*YOUR TASK*
The output is to match the entries below character for character.

[Items from a dataset]
┌────────
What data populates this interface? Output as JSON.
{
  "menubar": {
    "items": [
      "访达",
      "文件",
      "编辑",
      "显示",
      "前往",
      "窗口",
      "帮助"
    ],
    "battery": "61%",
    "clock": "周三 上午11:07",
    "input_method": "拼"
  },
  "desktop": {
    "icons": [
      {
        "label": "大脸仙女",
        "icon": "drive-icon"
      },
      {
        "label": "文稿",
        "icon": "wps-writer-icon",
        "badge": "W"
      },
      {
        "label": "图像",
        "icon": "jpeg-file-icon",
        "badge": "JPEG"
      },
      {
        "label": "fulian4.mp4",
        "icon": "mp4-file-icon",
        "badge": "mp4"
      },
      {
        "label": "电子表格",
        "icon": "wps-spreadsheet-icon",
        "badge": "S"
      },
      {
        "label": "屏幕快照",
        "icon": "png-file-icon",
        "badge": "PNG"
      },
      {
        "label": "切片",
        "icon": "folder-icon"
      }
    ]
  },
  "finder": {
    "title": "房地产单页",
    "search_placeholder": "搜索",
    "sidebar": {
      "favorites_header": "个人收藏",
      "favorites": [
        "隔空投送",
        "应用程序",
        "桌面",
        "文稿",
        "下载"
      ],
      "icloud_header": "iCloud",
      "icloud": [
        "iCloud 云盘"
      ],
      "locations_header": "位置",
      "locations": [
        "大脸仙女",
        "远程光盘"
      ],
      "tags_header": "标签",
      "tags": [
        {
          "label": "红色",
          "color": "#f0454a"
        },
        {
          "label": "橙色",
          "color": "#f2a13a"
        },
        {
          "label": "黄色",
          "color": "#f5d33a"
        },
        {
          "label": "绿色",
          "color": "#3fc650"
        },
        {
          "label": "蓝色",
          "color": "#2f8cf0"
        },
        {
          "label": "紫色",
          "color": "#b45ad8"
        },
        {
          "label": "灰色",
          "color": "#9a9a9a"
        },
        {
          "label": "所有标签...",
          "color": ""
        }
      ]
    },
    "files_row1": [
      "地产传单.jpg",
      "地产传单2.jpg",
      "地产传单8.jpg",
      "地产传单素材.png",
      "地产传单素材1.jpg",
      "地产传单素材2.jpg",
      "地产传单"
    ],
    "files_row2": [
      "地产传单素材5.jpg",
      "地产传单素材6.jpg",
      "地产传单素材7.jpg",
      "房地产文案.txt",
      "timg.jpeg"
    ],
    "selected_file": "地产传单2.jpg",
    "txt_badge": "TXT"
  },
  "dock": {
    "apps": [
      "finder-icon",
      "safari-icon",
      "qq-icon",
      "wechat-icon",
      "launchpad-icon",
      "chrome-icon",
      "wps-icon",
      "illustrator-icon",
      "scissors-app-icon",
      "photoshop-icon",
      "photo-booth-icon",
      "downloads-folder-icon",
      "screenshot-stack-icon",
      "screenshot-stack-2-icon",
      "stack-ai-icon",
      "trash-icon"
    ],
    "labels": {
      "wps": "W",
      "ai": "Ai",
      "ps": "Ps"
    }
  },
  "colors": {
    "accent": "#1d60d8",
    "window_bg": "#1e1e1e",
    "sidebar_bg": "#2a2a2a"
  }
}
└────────
*PROBLEM SOLUTION*
What data populates this interface? Output as JSON.
{
  "menubar": {
    "items": [
      "访达",
      "文件",
      "编辑",
      "显示",
      "前往",
      "窗口",
      "帮助"
    ],
    "battery": "61%",
    "clock": "周三 上午11:07",
    "input_method": "拼"
  },
  "desktop": {
    "icons": [
      {
        "label": "大脸仙女",
        "icon": "drive-icon"
      },
      {
        "label": "文稿",
        "icon": "wps-writer-icon",
        "badge": "W"
      },
      {
        "label": "图像",
        "icon": "jpeg-file-icon",
        "badge": "JPEG"
      },
      {
        "label": "fulian4.mp4",
        "icon": "mp4-file-icon",
        "badge": "mp4"
      },
      {
        "label": "电子表格",
        "icon": "wps-spreadsheet-icon",
        "badge": "S"
      },
      {
        "label": "屏幕快照",
        "icon": "png-file-icon",
        "badge": "PNG"
      },
      {
        "label": "切片",
        "icon": "folder-icon"
      }
    ]
  },
  "finder": {
    "title": "房地产单页",
    "search_placeholder": "搜索",
    "sidebar": {
      "favorites_header": "个人收藏",
      "favorites": [
        "隔空投送",
        "应用程序",
        "桌面",
        "文稿",
        "下载"
      ],
      "icloud_header": "iCloud",
      "icloud": [
        "iCloud 云盘"
      ],
      "locations_header": "位置",
      "locations": [
        "大脸仙女",
        "远程光盘"
      ],
      "tags_header": "标签",
      "tags": [
        {
          "label": "红色",
          "color": "#f0454a"
        },
        {
          "label": "橙色",
          "color": "#f2a13a"
        },
        {
          "label": "黄色",
          "color": "#f5d33a"
        },
        {
          "label": "绿色",
          "color": "#3fc650"
        },
        {
          "label": "蓝色",
          "color": "#2f8cf0"
        },
        {
          "label": "紫色",
          "color": "#b45ad8"
        },
        {
          "label": "灰色",
          "color": "#9a9a9a"
        },
        {
          "label": "所有标签...",
          "color": ""
        }
      ]
    },
    "files_row1": [
      "地产传单.jpg",
      "地产传单2.jpg",
      "地产传单8.jpg",
      "地产传单素材.png",
      "地产传单素材1.jpg",
      "地产传单素材2.jpg",
      "地产传单"
    ],
    "files_row2": [
      "地产传单素材5.jpg",
      "地产传单素材6.jpg",
      "地产传单素材7.jpg",
      "房地产文案.txt",
      "timg.jpeg"
    ],
    "selected_file": "地产传单2.jpg",
    "txt_badge": "TXT"
  },
  "dock": {
    "apps": [
      "finder-icon",
      "safari-icon",
      "qq-icon",
      "wechat-icon",
      "launchpad-icon",
      "chrome-icon",
      "wps-icon",
      "illustrator-icon",
      "scissors-app-icon",
      "photoshop-icon",
      "photo-booth-icon",
      "downloads-folder-icon",
      "screenshot-stack-icon",
      "screenshot-stack-2-icon",
      "stack-ai-icon",
      "trash-icon"
    ],
    "labels": {
      "wps": "W",
      "ai": "Ai",
      "ps": "Ps"
    }
  },
  "colors": {
    "accent": "#1d60d8",
    "window_bg": "#1e1e1e",
    "sidebar_bg": "#2a2a2a"
  }
}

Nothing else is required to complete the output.